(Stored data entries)

____

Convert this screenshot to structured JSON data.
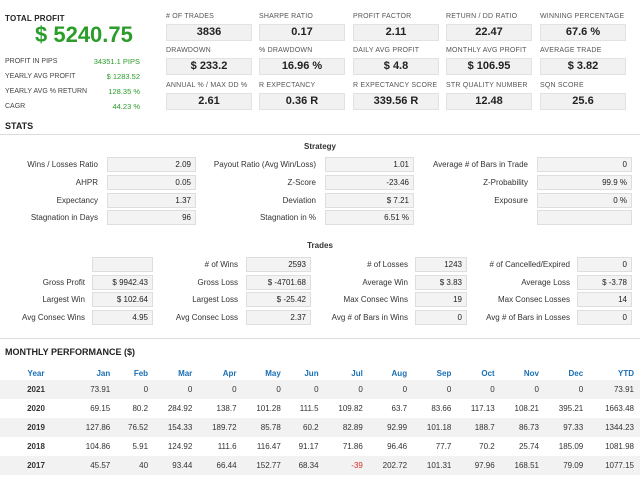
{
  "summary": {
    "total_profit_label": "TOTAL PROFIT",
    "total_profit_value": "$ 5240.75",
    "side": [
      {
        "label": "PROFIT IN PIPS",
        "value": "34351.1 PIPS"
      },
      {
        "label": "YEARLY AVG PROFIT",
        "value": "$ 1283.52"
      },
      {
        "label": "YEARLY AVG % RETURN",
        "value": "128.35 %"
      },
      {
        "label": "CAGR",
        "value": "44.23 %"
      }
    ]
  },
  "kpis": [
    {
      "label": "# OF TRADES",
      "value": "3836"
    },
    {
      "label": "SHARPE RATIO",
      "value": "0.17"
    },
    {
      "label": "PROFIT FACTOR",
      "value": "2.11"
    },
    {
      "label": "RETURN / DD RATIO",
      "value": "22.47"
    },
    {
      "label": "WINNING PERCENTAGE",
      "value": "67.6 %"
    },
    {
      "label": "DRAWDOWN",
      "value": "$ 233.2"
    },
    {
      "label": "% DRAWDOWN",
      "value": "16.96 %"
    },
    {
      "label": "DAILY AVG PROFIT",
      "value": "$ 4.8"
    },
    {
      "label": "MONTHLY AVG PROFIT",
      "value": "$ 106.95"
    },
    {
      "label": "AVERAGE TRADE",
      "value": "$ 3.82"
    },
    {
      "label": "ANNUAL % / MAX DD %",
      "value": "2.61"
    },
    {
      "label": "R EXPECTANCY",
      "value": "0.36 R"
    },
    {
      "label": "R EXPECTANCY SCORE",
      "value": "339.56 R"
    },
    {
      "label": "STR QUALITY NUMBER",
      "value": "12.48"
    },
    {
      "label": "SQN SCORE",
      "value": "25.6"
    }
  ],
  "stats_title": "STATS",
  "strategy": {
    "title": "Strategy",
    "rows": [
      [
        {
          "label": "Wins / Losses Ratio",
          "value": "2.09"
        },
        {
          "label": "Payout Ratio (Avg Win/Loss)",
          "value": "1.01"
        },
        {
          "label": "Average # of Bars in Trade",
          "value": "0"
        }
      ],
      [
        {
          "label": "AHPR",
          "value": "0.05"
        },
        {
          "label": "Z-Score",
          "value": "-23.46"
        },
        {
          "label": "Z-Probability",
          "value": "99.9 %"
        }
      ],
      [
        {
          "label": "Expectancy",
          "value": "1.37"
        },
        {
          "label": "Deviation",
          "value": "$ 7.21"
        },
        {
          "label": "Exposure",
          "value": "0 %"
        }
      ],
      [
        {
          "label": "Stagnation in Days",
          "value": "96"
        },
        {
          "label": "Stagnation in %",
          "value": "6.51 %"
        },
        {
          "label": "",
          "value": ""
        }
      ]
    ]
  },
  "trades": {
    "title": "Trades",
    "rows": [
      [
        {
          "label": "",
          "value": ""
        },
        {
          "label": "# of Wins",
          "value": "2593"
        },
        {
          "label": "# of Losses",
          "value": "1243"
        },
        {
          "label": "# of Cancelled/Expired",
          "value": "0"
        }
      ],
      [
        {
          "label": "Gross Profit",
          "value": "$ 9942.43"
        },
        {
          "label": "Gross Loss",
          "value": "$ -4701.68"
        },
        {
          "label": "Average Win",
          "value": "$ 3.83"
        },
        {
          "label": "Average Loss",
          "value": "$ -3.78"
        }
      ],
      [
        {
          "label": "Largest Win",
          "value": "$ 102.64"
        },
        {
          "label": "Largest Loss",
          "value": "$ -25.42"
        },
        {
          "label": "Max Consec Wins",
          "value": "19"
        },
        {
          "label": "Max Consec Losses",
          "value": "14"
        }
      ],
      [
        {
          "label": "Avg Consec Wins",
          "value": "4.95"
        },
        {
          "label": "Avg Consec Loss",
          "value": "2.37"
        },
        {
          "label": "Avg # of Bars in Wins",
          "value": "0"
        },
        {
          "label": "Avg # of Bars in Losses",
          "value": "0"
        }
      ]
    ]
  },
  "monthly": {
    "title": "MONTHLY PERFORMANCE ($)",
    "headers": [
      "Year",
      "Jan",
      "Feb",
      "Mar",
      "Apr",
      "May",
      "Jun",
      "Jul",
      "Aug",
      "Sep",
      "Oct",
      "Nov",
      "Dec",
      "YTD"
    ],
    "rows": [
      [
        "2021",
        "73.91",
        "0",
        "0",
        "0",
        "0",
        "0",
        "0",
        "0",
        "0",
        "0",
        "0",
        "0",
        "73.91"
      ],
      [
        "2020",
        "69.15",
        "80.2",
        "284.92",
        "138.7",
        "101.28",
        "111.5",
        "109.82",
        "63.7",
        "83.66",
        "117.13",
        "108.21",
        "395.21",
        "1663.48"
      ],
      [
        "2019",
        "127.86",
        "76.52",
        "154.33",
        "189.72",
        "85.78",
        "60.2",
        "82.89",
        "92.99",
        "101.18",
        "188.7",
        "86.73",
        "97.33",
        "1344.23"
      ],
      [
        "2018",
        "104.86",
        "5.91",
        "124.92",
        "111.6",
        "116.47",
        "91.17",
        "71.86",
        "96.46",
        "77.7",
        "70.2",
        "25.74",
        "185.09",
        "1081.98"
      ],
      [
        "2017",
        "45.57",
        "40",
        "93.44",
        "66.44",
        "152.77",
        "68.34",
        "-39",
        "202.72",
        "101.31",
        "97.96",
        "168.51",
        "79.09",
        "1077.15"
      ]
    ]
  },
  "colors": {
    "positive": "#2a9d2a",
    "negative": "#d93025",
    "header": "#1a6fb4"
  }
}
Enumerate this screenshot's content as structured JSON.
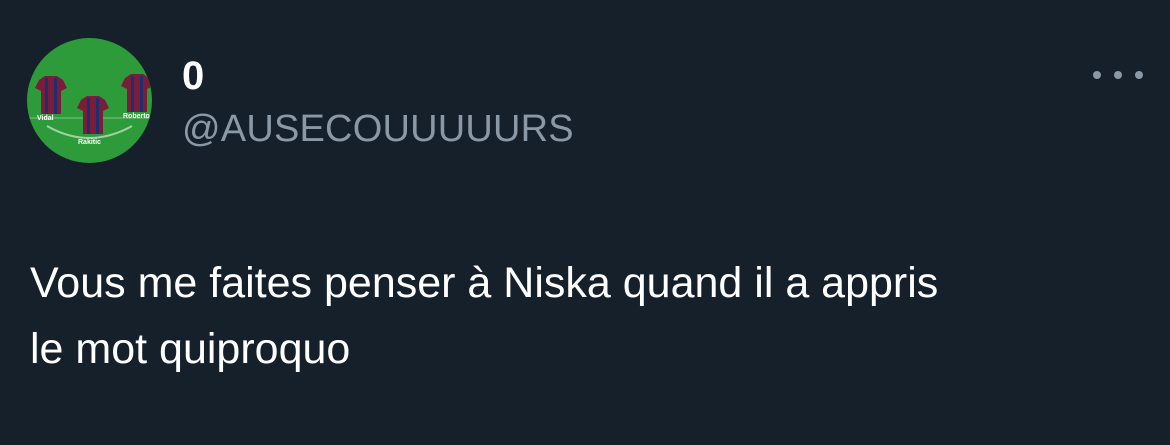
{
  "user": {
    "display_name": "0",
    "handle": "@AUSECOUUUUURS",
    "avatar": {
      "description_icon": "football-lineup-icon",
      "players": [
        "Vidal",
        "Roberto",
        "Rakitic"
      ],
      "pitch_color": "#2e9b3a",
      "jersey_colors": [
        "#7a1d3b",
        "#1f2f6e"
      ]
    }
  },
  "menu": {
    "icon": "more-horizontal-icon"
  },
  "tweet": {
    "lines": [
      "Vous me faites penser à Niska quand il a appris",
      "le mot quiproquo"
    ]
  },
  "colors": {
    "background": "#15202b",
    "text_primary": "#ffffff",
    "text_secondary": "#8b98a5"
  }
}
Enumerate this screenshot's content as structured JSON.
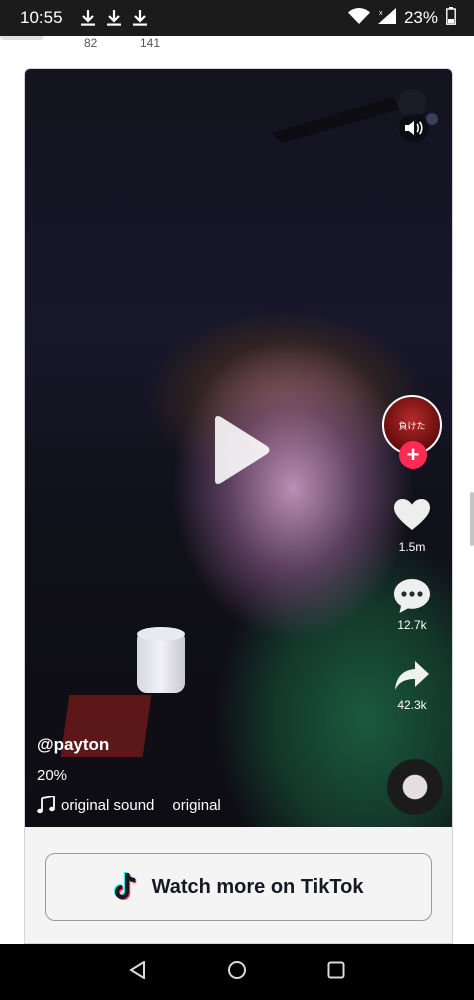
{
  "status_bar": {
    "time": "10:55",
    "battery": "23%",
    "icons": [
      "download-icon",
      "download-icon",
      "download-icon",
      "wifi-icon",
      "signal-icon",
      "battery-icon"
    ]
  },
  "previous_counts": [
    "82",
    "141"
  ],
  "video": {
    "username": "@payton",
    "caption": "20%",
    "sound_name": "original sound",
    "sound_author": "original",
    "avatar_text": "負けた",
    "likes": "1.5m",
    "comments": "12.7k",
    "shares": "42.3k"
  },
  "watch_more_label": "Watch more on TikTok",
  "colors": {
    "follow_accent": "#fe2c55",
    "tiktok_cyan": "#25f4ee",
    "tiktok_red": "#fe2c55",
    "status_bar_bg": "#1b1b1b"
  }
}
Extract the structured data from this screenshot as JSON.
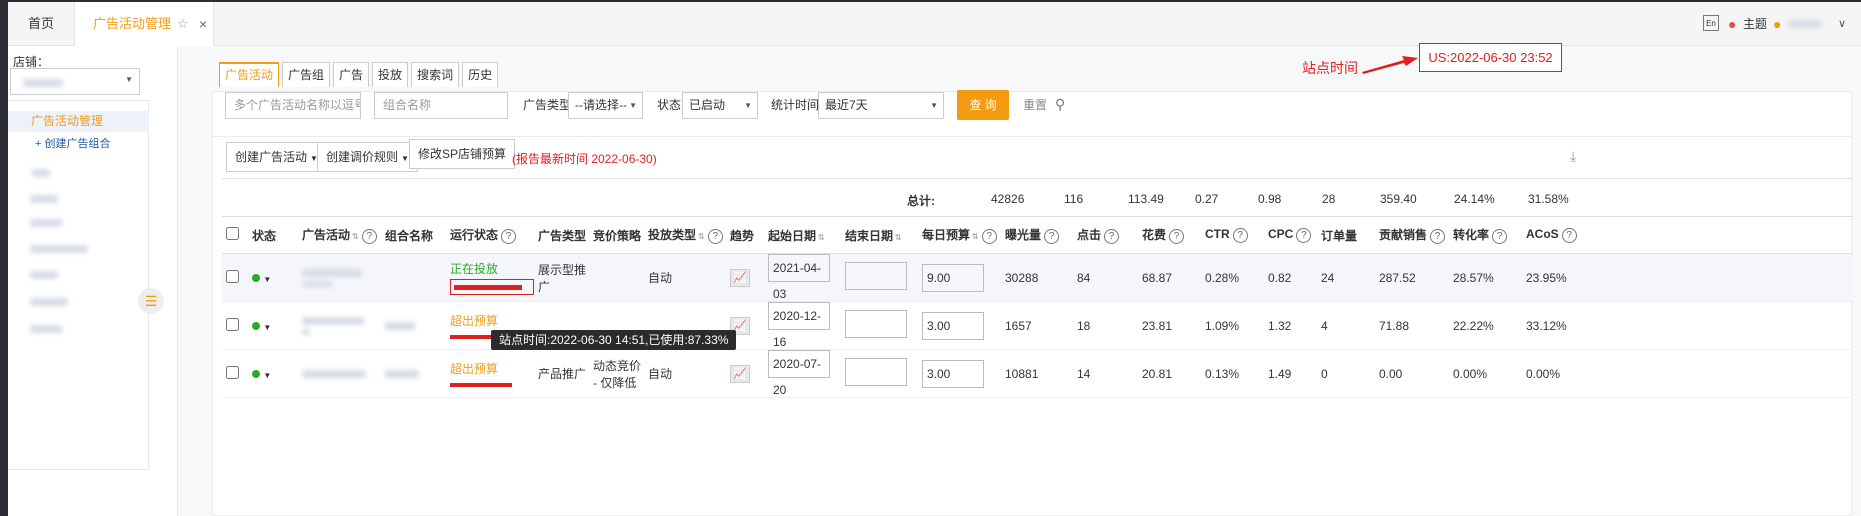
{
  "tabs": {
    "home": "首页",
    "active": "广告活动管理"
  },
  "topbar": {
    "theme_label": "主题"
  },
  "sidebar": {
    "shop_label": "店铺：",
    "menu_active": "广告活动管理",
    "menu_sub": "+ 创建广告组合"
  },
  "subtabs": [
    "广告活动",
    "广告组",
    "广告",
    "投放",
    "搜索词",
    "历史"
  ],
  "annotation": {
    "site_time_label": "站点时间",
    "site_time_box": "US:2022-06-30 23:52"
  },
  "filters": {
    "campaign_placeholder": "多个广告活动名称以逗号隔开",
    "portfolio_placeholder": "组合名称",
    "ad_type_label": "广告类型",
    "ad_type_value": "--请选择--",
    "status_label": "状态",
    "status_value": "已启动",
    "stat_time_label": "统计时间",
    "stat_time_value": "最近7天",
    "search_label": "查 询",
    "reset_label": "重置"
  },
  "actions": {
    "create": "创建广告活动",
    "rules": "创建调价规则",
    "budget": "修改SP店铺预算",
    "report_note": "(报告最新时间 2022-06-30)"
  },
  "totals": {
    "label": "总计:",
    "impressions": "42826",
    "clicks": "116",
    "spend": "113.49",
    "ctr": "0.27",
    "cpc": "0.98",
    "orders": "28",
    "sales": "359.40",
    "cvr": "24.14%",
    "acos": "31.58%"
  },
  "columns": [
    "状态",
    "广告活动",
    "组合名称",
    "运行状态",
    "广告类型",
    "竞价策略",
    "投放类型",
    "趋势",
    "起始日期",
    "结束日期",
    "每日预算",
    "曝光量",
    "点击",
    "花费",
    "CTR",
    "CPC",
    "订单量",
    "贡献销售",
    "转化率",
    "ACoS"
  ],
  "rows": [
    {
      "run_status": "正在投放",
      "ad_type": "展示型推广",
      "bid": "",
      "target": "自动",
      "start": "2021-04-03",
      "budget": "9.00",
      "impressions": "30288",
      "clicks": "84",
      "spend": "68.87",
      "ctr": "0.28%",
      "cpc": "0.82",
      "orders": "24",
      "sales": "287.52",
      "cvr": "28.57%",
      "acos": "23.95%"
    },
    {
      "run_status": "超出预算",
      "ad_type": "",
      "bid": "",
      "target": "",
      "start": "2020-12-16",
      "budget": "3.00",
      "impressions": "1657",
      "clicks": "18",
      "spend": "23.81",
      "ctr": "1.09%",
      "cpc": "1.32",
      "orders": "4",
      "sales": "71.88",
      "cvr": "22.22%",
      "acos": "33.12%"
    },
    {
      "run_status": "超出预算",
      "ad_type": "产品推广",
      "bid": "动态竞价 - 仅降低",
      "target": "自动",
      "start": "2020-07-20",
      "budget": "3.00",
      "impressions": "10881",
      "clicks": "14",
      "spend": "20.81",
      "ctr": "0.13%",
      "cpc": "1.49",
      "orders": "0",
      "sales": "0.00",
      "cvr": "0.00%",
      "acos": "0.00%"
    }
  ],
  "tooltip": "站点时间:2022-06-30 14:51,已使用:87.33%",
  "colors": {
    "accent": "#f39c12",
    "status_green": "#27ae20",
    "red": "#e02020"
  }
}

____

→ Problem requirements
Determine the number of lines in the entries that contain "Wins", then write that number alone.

→ Output for this task
5